shake-up

[ sheyk-uhp ]
/ ˈʃeɪkˌʌp /

noun

a thorough change in a business, department, or the like, as by dismissals, demotions, etc.

Origin of shake-up

First recorded in 1900–05; noun use of verb phrase shake up

Definition for shake up (2 of 2)

Origin of shake

before 900; (v.) Middle English s(c)haken, Old English sceacan; cognate with Low German schacken, Old Norse skaka; (noun) derivative of the v.

SYNONYMS FOR shake

1 oscillate, waver. Shake, quiver, tremble, vibrate refer to an agitated movement that, in living things, is often involuntary. To shake is to agitate more or less quickly, abruptly, and often unevenly so as to disturb the poise, stability, or equilibrium of a person or thing: a pole shaking under his weight. To quiver is to exhibit a slight vibratory motion such as that resulting from disturbed or irregular (surface) tension: The surface of the pool quivered in the breeze. To tremble (used more often of a person) is to be agitated by intermittent, involuntary movements of the muscles, much like shivering and caused by fear, cold, weakness, great emotion, etc.: Even stout hearts tremble with dismay. To vibrate is to exhibit a rapid, rhythmical motion: A violin string vibrates when a bow is drawn across it.
2 shudder, shiver.
14 daunt.

Related forms

Can be confused

shake sheik (see synonym study at the current entry)
Dictionary.com Unabridged Based on the Random House Unabridged Dictionary, © Random House, Inc. 2019

British Dictionary definitions for shake up (1 of 2)

shake up


verb (tr, adverb)

to shake or agitate in order to mix
to reorganize drastically
to stir or rouse
to restore the shape of (a pillow, cushion, etc)
informal to disturb or shock mentally or physically

noun shake-up

informal a radical or drastic reorganization

British Dictionary definitions for shake up (2 of 2)

shake

/ (ʃeɪk) /

verb shakes, shaking, shook or shaken (ˈʃeɪkən)

noun

Derived Forms

shakable or shakeable, adjective

Word Origin for shake

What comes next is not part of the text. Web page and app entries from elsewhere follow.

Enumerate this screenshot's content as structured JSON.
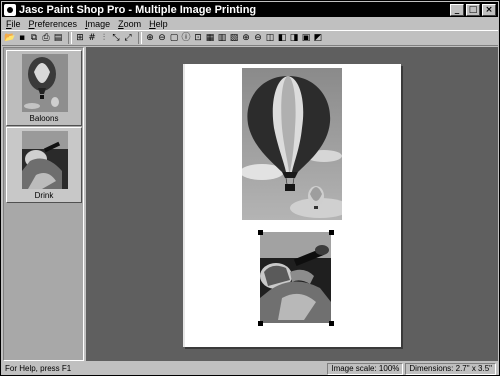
{
  "window": {
    "title": "Jasc Paint Shop Pro - Multiple Image Printing",
    "controls": [
      "minimize",
      "maximize",
      "close"
    ]
  },
  "menu": [
    {
      "label": "File",
      "underline_index": 0
    },
    {
      "label": "Preferences",
      "underline_index": 0
    },
    {
      "label": "Image",
      "underline_index": 0
    },
    {
      "label": "Zoom",
      "underline_index": 0
    },
    {
      "label": "Help",
      "underline_index": 0
    }
  ],
  "toolbar": {
    "buttons": [
      "open-icon",
      "save-icon",
      "copy-icon",
      "print-icon",
      "print-preview-icon",
      "grid-icon",
      "hash-grid-icon",
      "align-icon",
      "fit-icon",
      "stretch-icon",
      "zoom-in-icon",
      "zoom-out-icon",
      "page-icon",
      "info-icon",
      "place-icon",
      "layout-1-icon",
      "layout-2-icon",
      "layout-3-icon",
      "zoom-in-2-icon",
      "zoom-out-2-icon",
      "layout-4-icon",
      "layout-5-icon",
      "layout-6-icon",
      "layout-7-icon",
      "layout-8-icon"
    ]
  },
  "thumbnails": [
    {
      "label": "Baloons",
      "selected": true,
      "icon": "balloon-photo"
    },
    {
      "label": "Drink",
      "selected": false,
      "icon": "drink-photo"
    }
  ],
  "page": {
    "images": [
      {
        "name": "balloon-image",
        "icon": "balloon-photo",
        "selected": false
      },
      {
        "name": "drink-image",
        "icon": "drink-photo",
        "selected": true
      }
    ]
  },
  "status": {
    "help": "For Help, press F1",
    "scale": "Image scale: 100%",
    "dimensions": "Dimensions: 2.7\" x 3.5\""
  },
  "colors": {
    "titlebar": "#000000",
    "workspace": "#5f5f5f",
    "panel": "#a8a8a8",
    "page": "#ffffff"
  }
}
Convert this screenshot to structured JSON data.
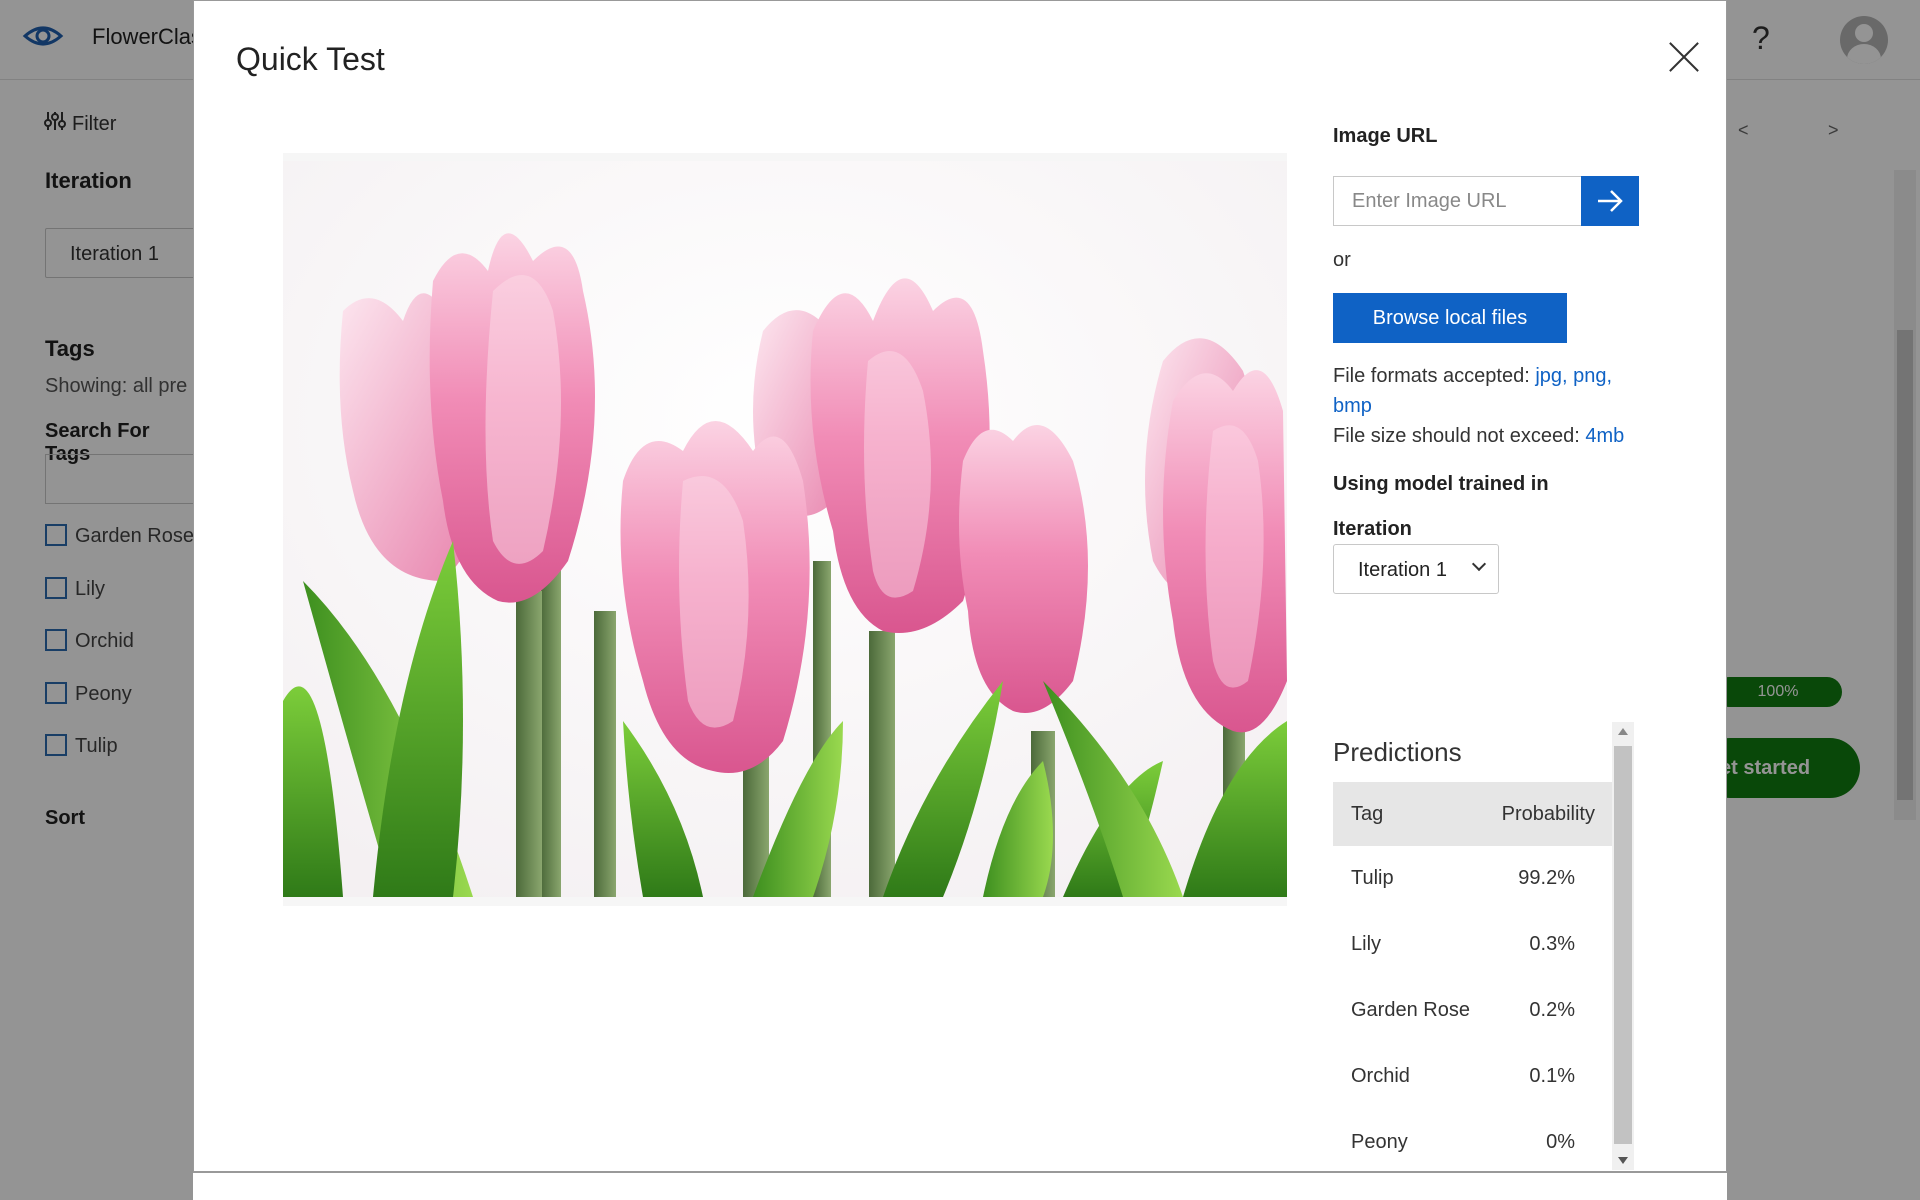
{
  "app": {
    "title": "FlowerClas",
    "help": "?"
  },
  "background": {
    "filter_label": "Filter",
    "iteration_heading": "Iteration",
    "iteration_value": "Iteration 1",
    "tags_heading": "Tags",
    "showing_text": "Showing: all pre",
    "search_heading": "Search For Tags",
    "tags": [
      "Garden Rose",
      "Lily",
      "Orchid",
      "Peony",
      "Tulip"
    ],
    "sort_heading": "Sort",
    "pager_prev": "<",
    "pager_next": ">",
    "progress_label": "100%",
    "progress_value": 1.0,
    "get_started_label": "et started"
  },
  "modal": {
    "title": "Quick Test",
    "image_alt": "pink tulips",
    "image_url_label": "Image URL",
    "url_placeholder": "Enter Image URL",
    "or_text": "or",
    "browse_label": "Browse local files",
    "formats_prefix": "File formats accepted: ",
    "formats_link_1": "jpg, png,",
    "formats_link_2": "bmp",
    "size_prefix": "File size should not exceed: ",
    "size_link": "4mb",
    "model_heading": "Using model trained in",
    "iteration_label": "Iteration",
    "iteration_selected": "Iteration 1",
    "predictions_title": "Predictions",
    "col_tag": "Tag",
    "col_probability": "Probability",
    "predictions": [
      {
        "tag": "Tulip",
        "probability": "99.2%"
      },
      {
        "tag": "Lily",
        "probability": "0.3%"
      },
      {
        "tag": "Garden Rose",
        "probability": "0.2%"
      },
      {
        "tag": "Orchid",
        "probability": "0.1%"
      },
      {
        "tag": "Peony",
        "probability": "0%"
      }
    ]
  },
  "colors": {
    "accent_blue": "#0f62c5",
    "success_green": "#107c10"
  }
}
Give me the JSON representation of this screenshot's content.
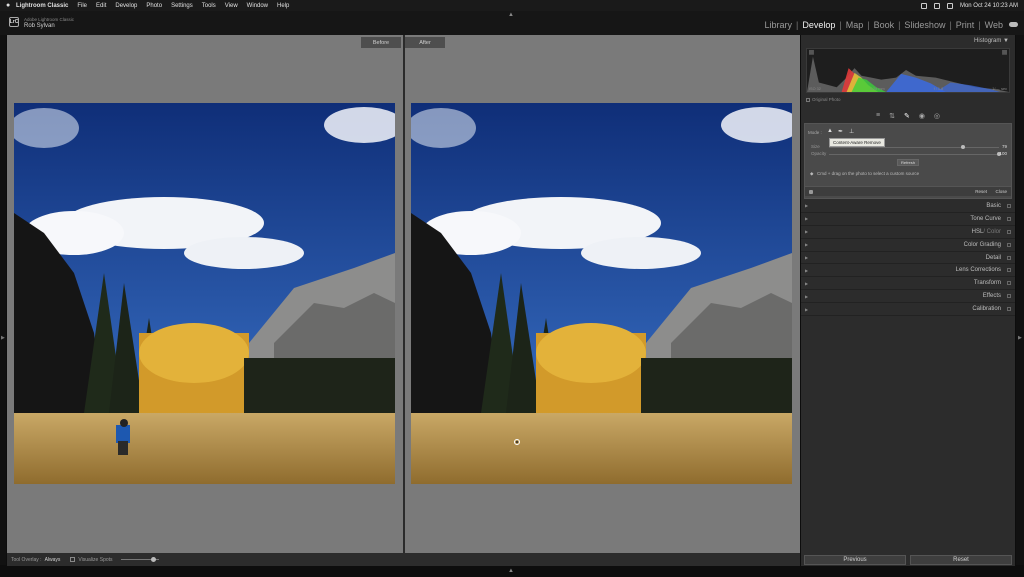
{
  "menubar": {
    "app": "Lightroom Classic",
    "items": [
      "File",
      "Edit",
      "Develop",
      "Photo",
      "Settings",
      "Tools",
      "View",
      "Window",
      "Help"
    ],
    "clock": "Mon Oct 24  10:23 AM"
  },
  "identity": {
    "product": "Adobe Lightroom Classic",
    "user": "Rob Sylvan",
    "logo": "LrC"
  },
  "modules": [
    {
      "label": "Library",
      "active": false
    },
    {
      "label": "Develop",
      "active": true
    },
    {
      "label": "Map",
      "active": false
    },
    {
      "label": "Book",
      "active": false
    },
    {
      "label": "Slideshow",
      "active": false
    },
    {
      "label": "Print",
      "active": false
    },
    {
      "label": "Web",
      "active": false
    }
  ],
  "view": {
    "before_label": "Before",
    "after_label": "After"
  },
  "toolbar": {
    "overlay_label": "Tool Overlay :",
    "overlay_value": "Always",
    "visualize_label": "Visualize Spots"
  },
  "histogram": {
    "title": "Histogram",
    "iso": "ISO 32",
    "focal": "4.28 mm",
    "aperture": "f / 1.8",
    "shutter": "1/₆₉₀ sec",
    "original_photo": "Original Photo"
  },
  "heal": {
    "mode_label": "Mode :",
    "tooltip": "Content-Aware Remove",
    "size_label": "Size",
    "size_value": "79",
    "opacity_label": "Opacity",
    "opacity_value": "100",
    "size_fraction": 0.79,
    "opacity_fraction": 1.0,
    "refresh_label": "Refresh",
    "hint": "Cmd + drag on the photo to select a custom source",
    "reset_label": "Reset",
    "close_label": "Close"
  },
  "sections": [
    {
      "label": "Basic"
    },
    {
      "label": "Tone Curve"
    },
    {
      "label": "HSL",
      "suffix": " / Color"
    },
    {
      "label": "Color Grading"
    },
    {
      "label": "Detail"
    },
    {
      "label": "Lens Corrections"
    },
    {
      "label": "Transform"
    },
    {
      "label": "Effects"
    },
    {
      "label": "Calibration"
    }
  ],
  "nav": {
    "previous_label": "Previous",
    "reset_label": "Reset"
  },
  "colors": {
    "panel": "#2c2c2c",
    "view_bg": "#7a7a7a",
    "sky": "#1f4fa0",
    "grass": "#b89650"
  }
}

Old English sceacan; related to Old Norse skaka to shake, Old High German untscachōn to be driven
Collins English Dictionary - Complete & Unabridged 2012 Digital Edition © William Collins Sons & Co. Ltd. 1979, 1986 © HarperCollins Publishers 1998, 2000, 2003, 2005, 2006, 2007, 2009, 2012

Idioms and Phrases with shake up (1 of 2)

shake up


1

Agitate in order to mix or loosen, as in This cough medicine needs to be thoroughly shaken up, or Please shake up these pillows.

2

Upset greatly, as in Even though no one was hurt, he was greatly shaken up by the accident. This usage alludes to being agitated like a liquid being shaken. Also see all shook up. [Late 1800s]

3

Subject to drastic rearrangement or reorganization, as in New management was bent on shaking up each division.

Idioms and Phrases with shake up (2 of 2)

shake


In addition to the idioms beginning with shake

  • shake a leg
  • shake a stick at
  • shake down
  • shake hands
  • shake in one's boots
  • shake off
  • shake one's head
  • shake someone's tree
  • shake the dust from one's feet
  • shake up
  • shake with laughter

also see:

  • all shook (shaken) up
  • fair shake
  • in two shakes
  • more than one can shake a stick at
  • movers and shakers
  • no great shakes
  • quake (shake) in one's boots
The American Heritage® Idioms Dictionary Copyright © 2002, 2001, 1995 by Houghton Mifflin Harcourt Publishing Company. Published by Houghton Mifflin Harcourt Publishing Company.